Barry Jones’ What is to Be done – a brief review

I have been a fan of Barry Jones since the ‘Pick-a-Box’ radio quiz days of the 1960s when he won the big prize by naming the individuals in the historic acronym CABAL (look it up). His career as a historian, intellectual, and politician has been outstanding and his appeal to reason meant that he could only progress so far in the field of politics. As Jones points out in his new book What is to Be done: political engagement and saving the planet (Scribe 2020) he has been active in the politics of global warming for many years. One early appearance, as Minister for Science in the Hawke government, was opening the CSIRO Monash conference on Greenhouse Emissions in 1988.

The book is a wide-ranging approach to the climate question including many personal accounts, often using a historical narrative, and dissecting in detail the malaise of national and international politics. The irrational outbursts of ex-President Trump get plenty of attention and politics is analysed with both insight and humour. Of the 16 chapters only three have climate change in their titles – Chapter 6 the science, Chapter 7 the politics and final chapter “What is to be done: political engagement and climate change.” I particularly like his treatment of the science history of the greenhouse effect naming prominent individuals in the discovery and development of the science –including Fourier, Tyndall, Foote and Arrhenius.
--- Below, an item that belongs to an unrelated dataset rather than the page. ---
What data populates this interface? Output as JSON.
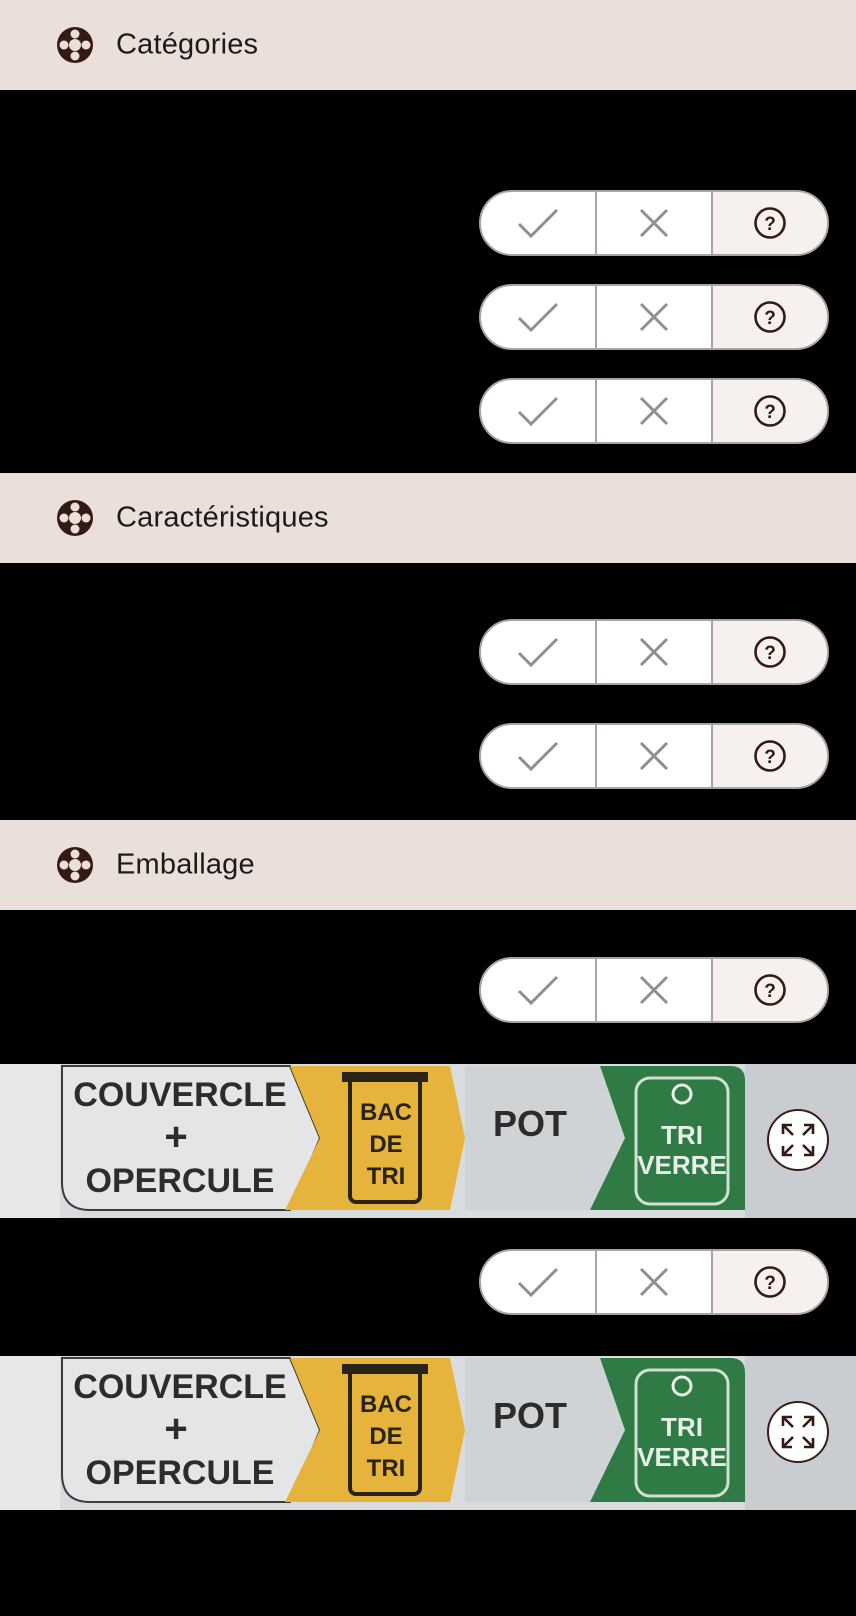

Essentially though, Jones is writing about the failure of Australian politics to confront the climate crisis. Despite his long career as a representative of the Labor Party in both State and Federal Parliament his analysis is relatively free of bias and his own party comes in for a good deal of criticism in Chapters like “Retail Politics: targeted, toxic, trivial and disengaged”. Jones solutions are many but his emphasis is on a massive political re-engagement by the public in the political process and the main parties. I differ slightly from the author in that I would argue that the most likely path to rapid change comes from outside the main parties.

To leave the last words to the author: “It is essential that we [do] not fall into despair and retreat to the caves. But citizens have to be informed, and then challenge and speak truth to power. It will not be easy. It will be exhausting. It will not be comfortable. We will probably lose some friends. But it must be done.” As the cover blurb quoting Julia Gillard says this is “essential reading”.

*copy in the East Gippsland Shire Library